Along with typical software updates to latest available versions, the most notable new feature with this release is the upgrade to the latest version of RStudio Workbench (previously RStudio Server Pro). This name change is meant to reflect “the product’s growing support for a wide range of different development environments. RStudio Workbench enables R and Python data scientists to use their preferred IDE in a secure, scalable, and collaborative environment - whether that is the RStudio IDE, JupyterLab, Jupyter Notebooks, or VSCode.”
As such, Metworx 21.08 now allows users to use JupyterLab, Jupyter Notebooks, and VSCode (in addition to RStudio) via RStudio Workbench Sessions. If you are interested in learning more about RStudio Workbench, click here.
Workflow Launch Time
You can get an instance in as little as 6-7 minutes!
New RStudio Session Types
New session types allow users to utilize different IDEs - in particular built in VS Code:
VS Code comes with some extensions pre-installed! Please inquire if you are interested in learning the full list of preinstalled extensions or if you would like the Metworx team to consider adding additional default extensions in the future:
New Dashboard for Monitoring Workflows
A new dashboard for monitoring both head and worker nodes is now available out of the box on all 21.08 workflows.
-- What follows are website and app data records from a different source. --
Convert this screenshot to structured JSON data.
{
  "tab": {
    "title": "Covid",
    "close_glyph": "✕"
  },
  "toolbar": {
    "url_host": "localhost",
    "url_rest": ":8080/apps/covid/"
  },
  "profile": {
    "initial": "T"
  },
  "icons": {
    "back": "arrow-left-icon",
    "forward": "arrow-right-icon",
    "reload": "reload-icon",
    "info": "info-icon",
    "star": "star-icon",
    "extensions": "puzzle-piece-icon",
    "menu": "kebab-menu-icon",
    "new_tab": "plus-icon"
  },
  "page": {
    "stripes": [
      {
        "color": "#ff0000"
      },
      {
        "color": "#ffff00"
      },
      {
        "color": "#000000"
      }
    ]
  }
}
For more information, click here!
Example dashboard displaying Head Node metrics
Below are some simple steps to help you migrate a 20.12 disk to a 21.08 workflow.
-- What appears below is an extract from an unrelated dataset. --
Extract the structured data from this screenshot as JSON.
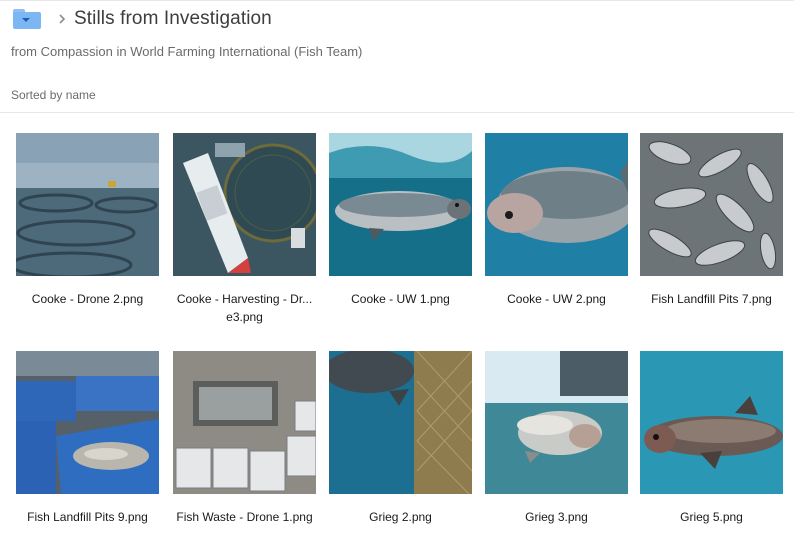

NOTE - If you upgrade an old disk to a new 21.08 workflow, do not resume session after a migration from an old disk, this will cause a hang due to some adjustments in how R is compiled.
Step 1: Quit Old RStudio Session(s)
For example, given a session like the one shown in the screenshot below (a session that is held over from your old disk), DO NOT RESUME, instead please quit the old session:
If you do not quit the old session, and instead try to resume it, it will hang (as shown below). You will need to restart RStudio forcefully and kill the rsession if you get into that situation:
Step 2: Create New RStudio Session
Instead of resuming the previously existing session, we want to create a new session.
As mentioned earlier, each new session now has other options (demonstrated by the 2 screenshots below):
New Session Screenshot 2: Select Desired Session
Step 3: Confirm New Session Has No Project
This new session should have no project, confirm that is the case:
Step 4: Delete
Navigate to the renv folder of the project and delete it:
Step 5: Re-Install Packages with
Then you can open your project and run
pkgr install to re-install your packages.
NOTE - pkgr has now changed its behavior - by default, it will upgrade your packages, to suppress that behavior you must explicitly call
Step 6 (optional): If you want to use R 4.0 (rather than 4.1), update Rproject and set Rpath
If you are using the default version of R from 20.12, and still want to use R 4.0, you will want to update both your Rproject to use R 4.0.5:
Then, set the Rpath in pkgr. We have a dynamic variable that can be used to look up the R version, so add the following line to pkgr:
This is preferable as the patch versions of R are upgraded across versions. This will make sure pkgr finds the consistent major/minor R version. These changes should not impact any analysis results given the stability guarantees for R patch version changes!
If there are any questions, or concerns prior to upgrading, please file a support ticket and we can coordinate a time to do the upgrade live with you!